* Aim of the exercise: Copy out each line of the entries where the word "auto" is present.

* Record excerpts:
-.-.-
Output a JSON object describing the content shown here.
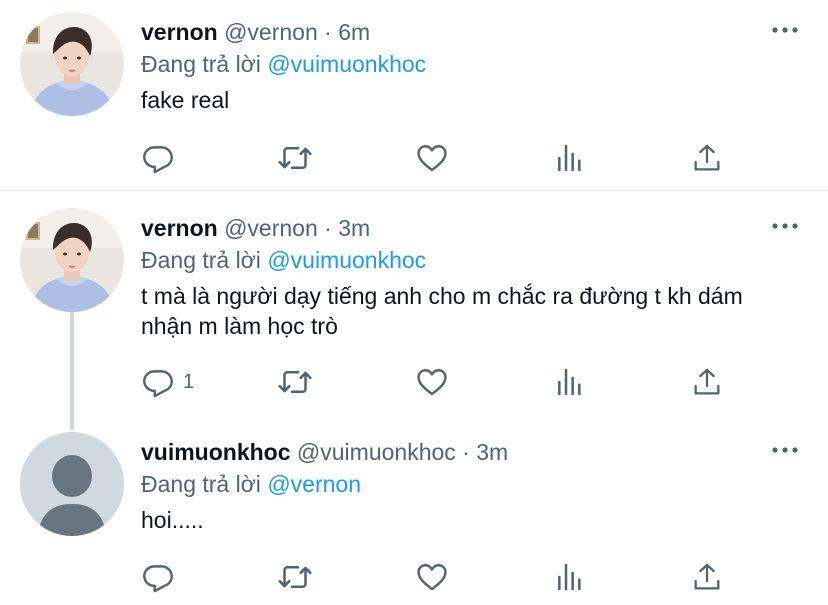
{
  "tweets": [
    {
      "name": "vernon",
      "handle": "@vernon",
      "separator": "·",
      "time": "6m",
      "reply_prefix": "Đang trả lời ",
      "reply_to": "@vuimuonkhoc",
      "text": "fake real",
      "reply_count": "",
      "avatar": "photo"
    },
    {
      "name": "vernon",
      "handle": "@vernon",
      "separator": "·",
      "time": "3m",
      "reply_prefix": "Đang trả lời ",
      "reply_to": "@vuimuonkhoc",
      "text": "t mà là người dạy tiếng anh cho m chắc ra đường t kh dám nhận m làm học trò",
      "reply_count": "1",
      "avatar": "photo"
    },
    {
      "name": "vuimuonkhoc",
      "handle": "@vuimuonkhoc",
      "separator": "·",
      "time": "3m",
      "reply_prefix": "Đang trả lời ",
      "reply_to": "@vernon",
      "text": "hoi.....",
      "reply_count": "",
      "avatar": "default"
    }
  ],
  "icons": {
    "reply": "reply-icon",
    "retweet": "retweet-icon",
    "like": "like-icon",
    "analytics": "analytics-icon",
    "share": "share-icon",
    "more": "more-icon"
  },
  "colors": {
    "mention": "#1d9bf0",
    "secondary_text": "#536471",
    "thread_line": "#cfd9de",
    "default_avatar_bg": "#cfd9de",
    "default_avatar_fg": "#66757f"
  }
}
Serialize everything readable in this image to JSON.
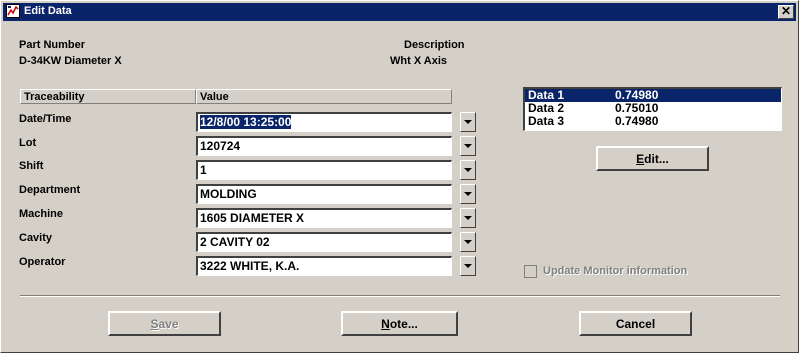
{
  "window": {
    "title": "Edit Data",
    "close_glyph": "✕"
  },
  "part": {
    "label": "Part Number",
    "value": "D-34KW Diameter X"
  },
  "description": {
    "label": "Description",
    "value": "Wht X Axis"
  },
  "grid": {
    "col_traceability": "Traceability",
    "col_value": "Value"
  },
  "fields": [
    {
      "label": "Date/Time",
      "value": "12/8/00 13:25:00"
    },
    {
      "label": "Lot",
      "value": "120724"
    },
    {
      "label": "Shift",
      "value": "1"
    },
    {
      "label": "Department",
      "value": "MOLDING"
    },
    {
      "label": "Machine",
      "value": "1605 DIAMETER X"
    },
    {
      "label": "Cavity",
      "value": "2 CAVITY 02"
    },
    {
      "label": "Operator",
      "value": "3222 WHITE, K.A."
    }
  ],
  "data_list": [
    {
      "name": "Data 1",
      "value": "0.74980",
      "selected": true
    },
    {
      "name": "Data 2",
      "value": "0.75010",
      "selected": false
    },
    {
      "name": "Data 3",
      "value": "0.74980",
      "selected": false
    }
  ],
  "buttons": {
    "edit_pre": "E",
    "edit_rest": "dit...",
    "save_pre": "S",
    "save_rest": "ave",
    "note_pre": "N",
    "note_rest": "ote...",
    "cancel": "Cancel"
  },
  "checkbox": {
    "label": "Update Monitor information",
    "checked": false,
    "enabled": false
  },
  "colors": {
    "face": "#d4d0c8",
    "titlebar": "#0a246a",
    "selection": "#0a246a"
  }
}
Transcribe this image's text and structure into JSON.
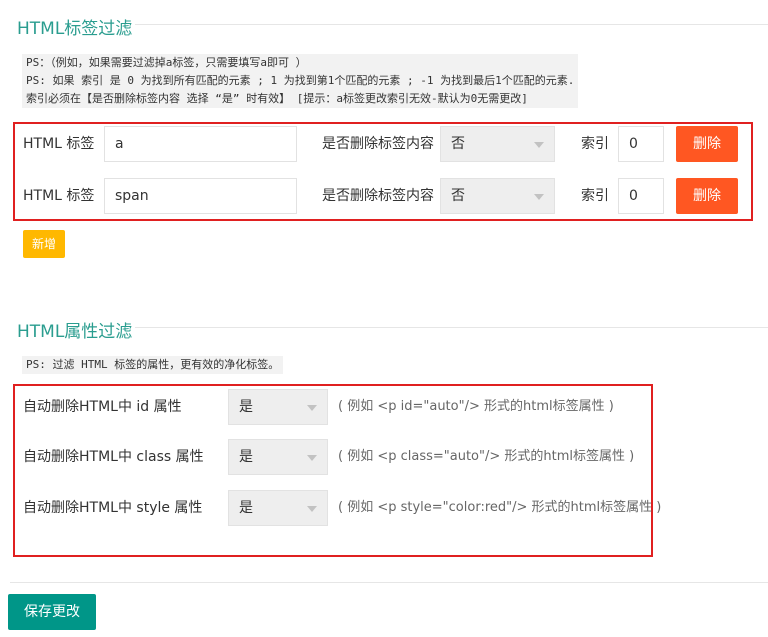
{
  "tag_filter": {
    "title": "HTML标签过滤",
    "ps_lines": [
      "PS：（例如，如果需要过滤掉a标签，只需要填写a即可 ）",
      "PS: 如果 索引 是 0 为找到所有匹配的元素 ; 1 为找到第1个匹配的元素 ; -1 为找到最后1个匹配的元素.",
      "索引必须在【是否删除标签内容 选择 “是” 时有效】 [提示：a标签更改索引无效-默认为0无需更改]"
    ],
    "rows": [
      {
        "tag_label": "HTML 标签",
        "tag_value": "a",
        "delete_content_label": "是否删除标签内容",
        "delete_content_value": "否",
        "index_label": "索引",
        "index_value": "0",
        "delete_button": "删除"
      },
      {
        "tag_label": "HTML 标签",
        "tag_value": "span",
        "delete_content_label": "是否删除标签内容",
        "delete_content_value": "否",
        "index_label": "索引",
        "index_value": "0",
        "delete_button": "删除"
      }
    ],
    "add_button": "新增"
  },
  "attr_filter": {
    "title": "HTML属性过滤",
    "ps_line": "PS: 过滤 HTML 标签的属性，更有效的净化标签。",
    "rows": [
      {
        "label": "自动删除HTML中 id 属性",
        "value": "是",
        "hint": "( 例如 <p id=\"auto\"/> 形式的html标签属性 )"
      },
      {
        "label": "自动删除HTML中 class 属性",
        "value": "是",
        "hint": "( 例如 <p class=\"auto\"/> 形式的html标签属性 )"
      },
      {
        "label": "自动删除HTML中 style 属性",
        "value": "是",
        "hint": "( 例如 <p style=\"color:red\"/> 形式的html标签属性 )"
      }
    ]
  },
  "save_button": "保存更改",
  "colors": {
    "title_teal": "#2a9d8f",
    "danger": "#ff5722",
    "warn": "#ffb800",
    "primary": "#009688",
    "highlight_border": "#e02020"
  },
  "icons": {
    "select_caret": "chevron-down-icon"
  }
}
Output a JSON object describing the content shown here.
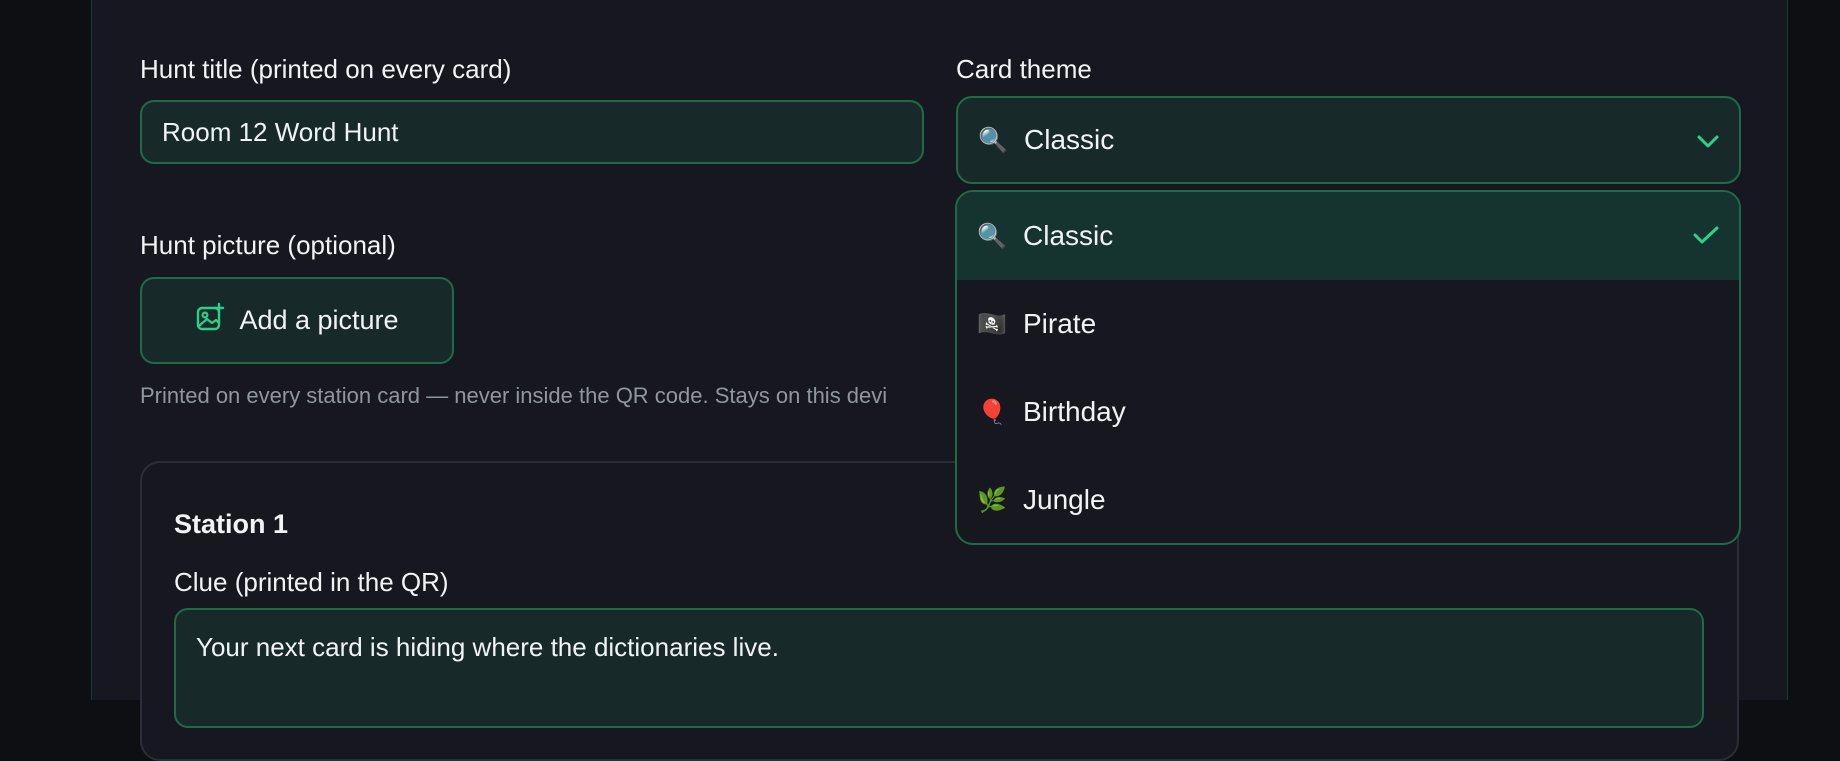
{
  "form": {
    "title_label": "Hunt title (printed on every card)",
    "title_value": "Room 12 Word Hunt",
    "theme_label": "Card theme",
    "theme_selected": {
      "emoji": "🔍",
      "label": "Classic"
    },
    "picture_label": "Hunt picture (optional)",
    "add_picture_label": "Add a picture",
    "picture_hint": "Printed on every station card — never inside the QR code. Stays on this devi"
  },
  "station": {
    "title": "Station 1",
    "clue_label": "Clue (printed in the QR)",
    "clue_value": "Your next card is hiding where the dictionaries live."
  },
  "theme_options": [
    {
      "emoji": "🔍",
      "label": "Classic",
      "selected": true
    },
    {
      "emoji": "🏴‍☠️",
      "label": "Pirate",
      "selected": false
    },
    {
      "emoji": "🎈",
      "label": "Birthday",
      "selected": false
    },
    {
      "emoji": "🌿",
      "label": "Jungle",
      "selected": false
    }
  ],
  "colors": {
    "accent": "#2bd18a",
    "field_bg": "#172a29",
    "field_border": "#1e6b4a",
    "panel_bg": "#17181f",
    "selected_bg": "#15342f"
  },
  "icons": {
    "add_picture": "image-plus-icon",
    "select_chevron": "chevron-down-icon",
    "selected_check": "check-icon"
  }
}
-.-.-
* Solution to this exercise:
        "hint": "( 例如 <p id=\"auto\"/> 形式的html标签属性 )"
        "hint": "( 例如 <p class=\"auto\"/> 形式的html标签属性 )"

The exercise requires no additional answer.